"I eat soup and bacon."
Translation:Ithim anraith agus bágún.
It only accepts ithim which is right but technically itheann mé is also correct, which it doesn't accept. It should teach variation in the language
I agree that it should accept both the modern slang ithim and the more formal itheann mé. Even in English I some times use more formal speech patterns for emphasis, and was taught itheann mé in Ireland.
I don't know of any modern dialects where the analytic form "itheann mé" would be used in a present habitual statement in place of the synthetic "ithim". Do you?
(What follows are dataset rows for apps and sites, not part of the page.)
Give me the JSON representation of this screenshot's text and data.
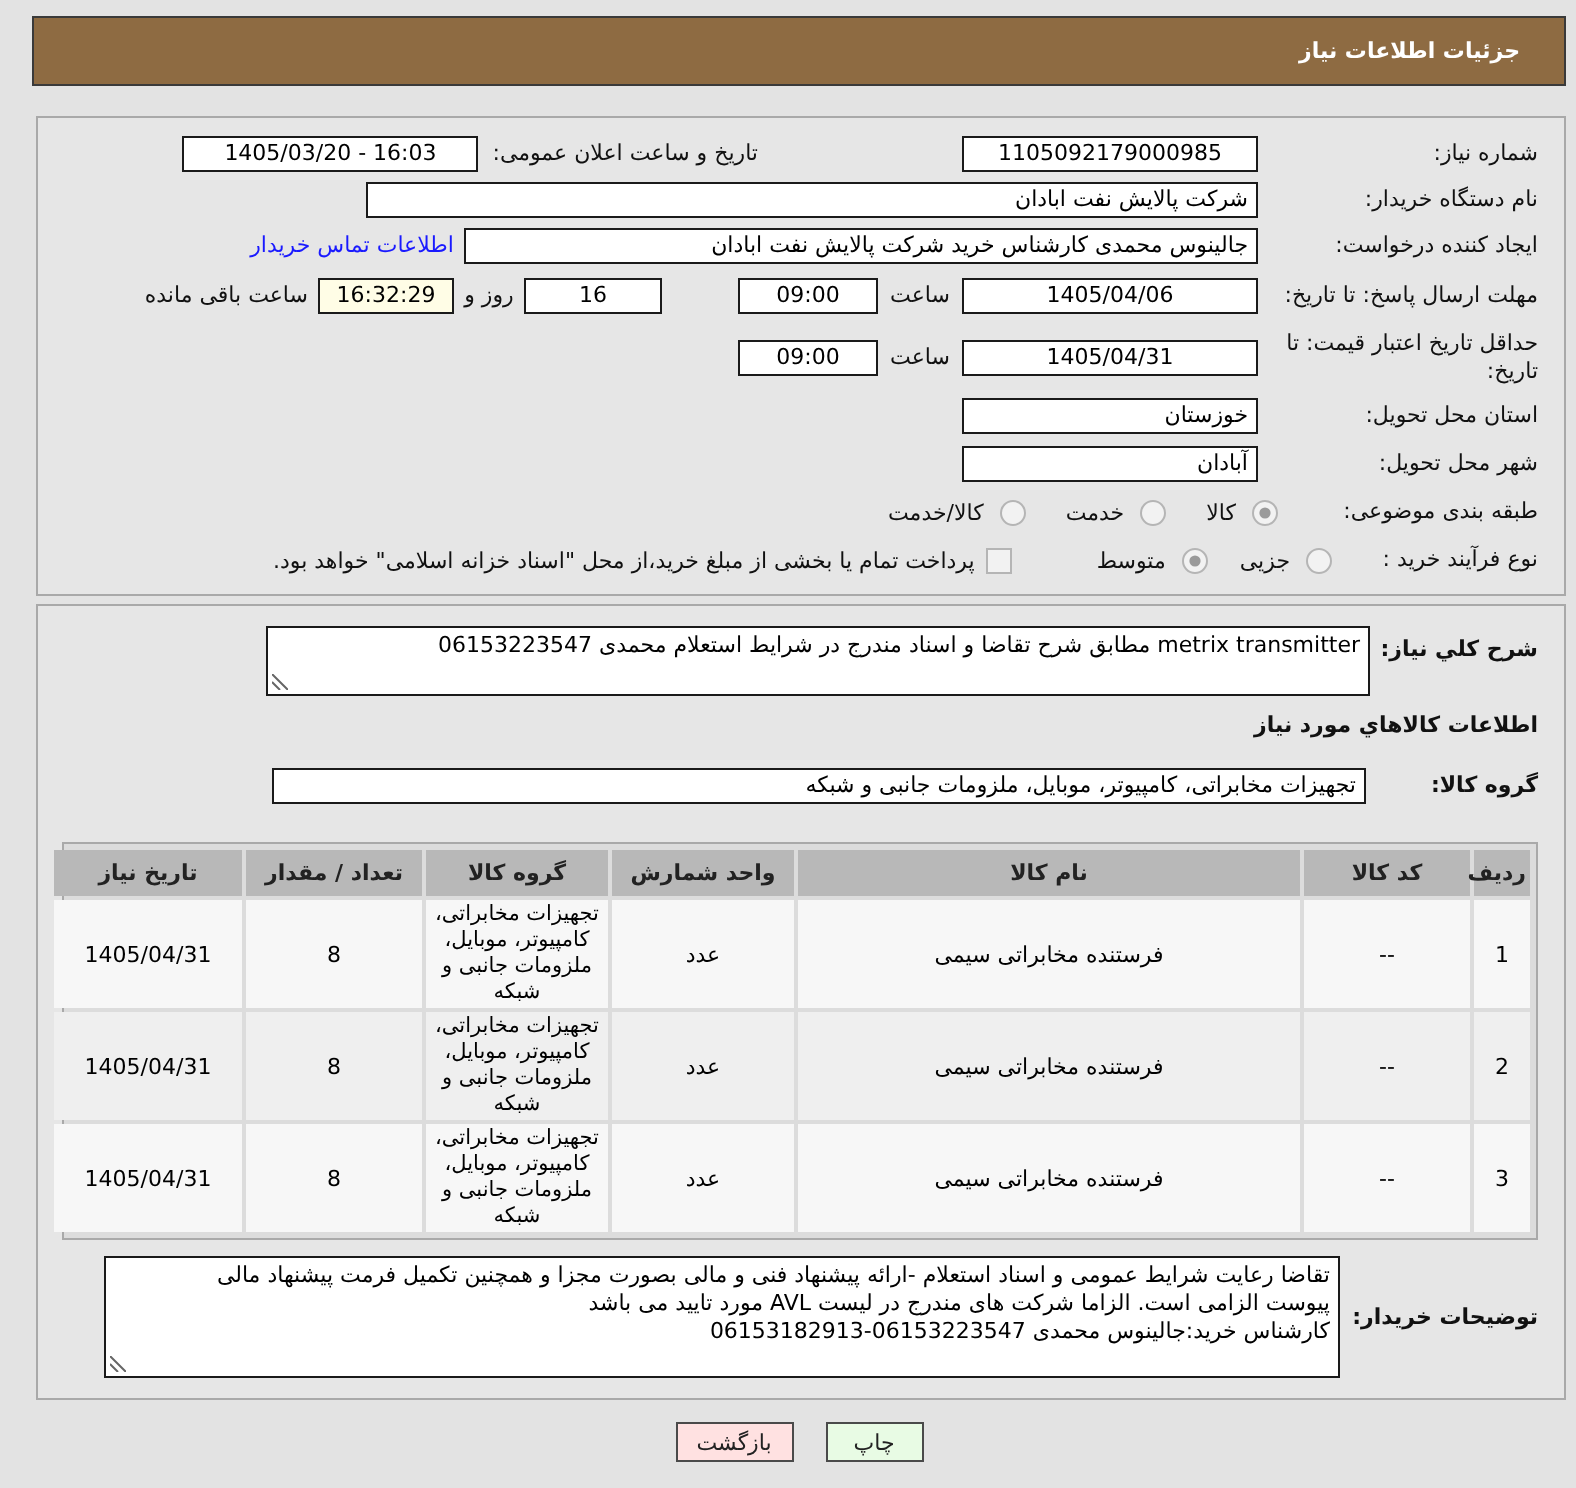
{
  "header": {
    "title": "جزئیات اطلاعات نیاز"
  },
  "need_number": {
    "label": "شماره نیاز:",
    "value": "1105092179000985"
  },
  "announce_datetime": {
    "label": "تاریخ و ساعت اعلان عمومی:",
    "value": "1405/03/20 - 16:03"
  },
  "buyer_org": {
    "label": "نام دستگاه خریدار:",
    "value": "شرکت پالایش نفت ابادان"
  },
  "requester": {
    "label": "ایجاد کننده درخواست:",
    "value": "جالینوس محمدی کارشناس خرید  شرکت پالایش نفت ابادان",
    "link": "اطلاعات تماس خریدار"
  },
  "response_deadline": {
    "label": "مهلت ارسال پاسخ: تا تاریخ:",
    "date": "1405/04/06",
    "time_label": "ساعت",
    "time": "09:00",
    "days": "16",
    "days_label": "روز و",
    "remaining": "16:32:29",
    "remaining_label": "ساعت باقی مانده"
  },
  "price_validity": {
    "label": "حداقل تاریخ اعتبار قیمت: تا تاریخ:",
    "date": "1405/04/31",
    "time_label": "ساعت",
    "time": "09:00"
  },
  "province": {
    "label": "استان محل تحویل:",
    "value": "خوزستان"
  },
  "city": {
    "label": "شهر محل تحویل:",
    "value": "آبادان"
  },
  "category": {
    "label": "طبقه بندی موضوعی:",
    "options": [
      {
        "label": "کالا",
        "selected": true
      },
      {
        "label": "خدمت",
        "selected": false
      },
      {
        "label": "کالا/خدمت",
        "selected": false
      }
    ]
  },
  "purchase_type": {
    "label": "نوع فرآیند خرید :",
    "options": [
      {
        "label": "جزیی",
        "selected": false
      },
      {
        "label": "متوسط",
        "selected": true
      }
    ],
    "treasury": {
      "label": "پرداخت تمام یا بخشی از مبلغ خرید،از محل \"اسناد خزانه اسلامی\" خواهد بود.",
      "checked": false
    }
  },
  "description": {
    "label": "شرح کلي نياز:",
    "value": "metrix transmitter مطابق شرح تقاضا و اسناد مندرج در شرایط استعلام محمدی 06153223547"
  },
  "goods_section": {
    "title": "اطلاعات كالاهاي مورد نياز"
  },
  "goods_group": {
    "label": "گروه کالا:",
    "value": "تجهیزات مخابراتی، کامپیوتر، موبایل، ملزومات جانبی و شبکه"
  },
  "table": {
    "columns": [
      "ردیف",
      "کد کالا",
      "نام کالا",
      "واحد شمارش",
      "گروه کالا",
      "تعداد / مقدار",
      "تاریخ نیاز"
    ],
    "rows": [
      [
        "1",
        "--",
        "فرستنده مخابراتی سیمی",
        "عدد",
        "تجهیزات مخابراتی، کامپیوتر، موبایل، ملزومات جانبی و شبکه",
        "8",
        "1405/04/31"
      ],
      [
        "2",
        "--",
        "فرستنده مخابراتی سیمی",
        "عدد",
        "تجهیزات مخابراتی، کامپیوتر، موبایل، ملزومات جانبی و شبکه",
        "8",
        "1405/04/31"
      ],
      [
        "3",
        "--",
        "فرستنده مخابراتی سیمی",
        "عدد",
        "تجهیزات مخابراتی، کامپیوتر، موبایل، ملزومات جانبی و شبکه",
        "8",
        "1405/04/31"
      ]
    ]
  },
  "buyer_notes": {
    "label": "توضیحات خریدار:",
    "lines": [
      "تقاضا رعایت شرایط عمومی و اسناد استعلام -ارائه پیشنهاد فنی و مالی بصورت مجزا و همچنین تکمیل فرمت پیشنهاد مالی",
      "پیوست الزامی است. الزاما شرکت های مندرج  در لیست AVL مورد تایید می باشد",
      "کارشناس خرید:جالینوس محمدی 06153223547-06153182913"
    ]
  },
  "buttons": [
    {
      "label": "چاپ",
      "kind": "print"
    },
    {
      "label": "بازگشت",
      "kind": "back"
    }
  ]
}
You will sometimes see the analytic in a one-word answer to a question. "An itheann tú bagún?" Usually "ithim", but occasionally "itheann".
Just saying what I've come across vs. what my be technically correct. (And not pretending I can give the "authoritative" answer.) I think it's best for an introductory course like this to stick with common usage vs. theoretical possibility.
What do you think?
I learnt "Sú" which is the Ulster Irish equivalent for soup, as opposed to "anraith".
Perhaps it’s a shortened form of muiceoil shaillte or muiceoil leasaithe (“cured pork”)?
Dinneen’s 1904 dictionary noted that bácún, bagún, and muic-fheoil could all be translated as “bacon”.
Is the audio not saying "ithim aran agus bagun"? I know aran and anraith have similar sounds to them, but I'm pretty sure she's talking about bread here, no?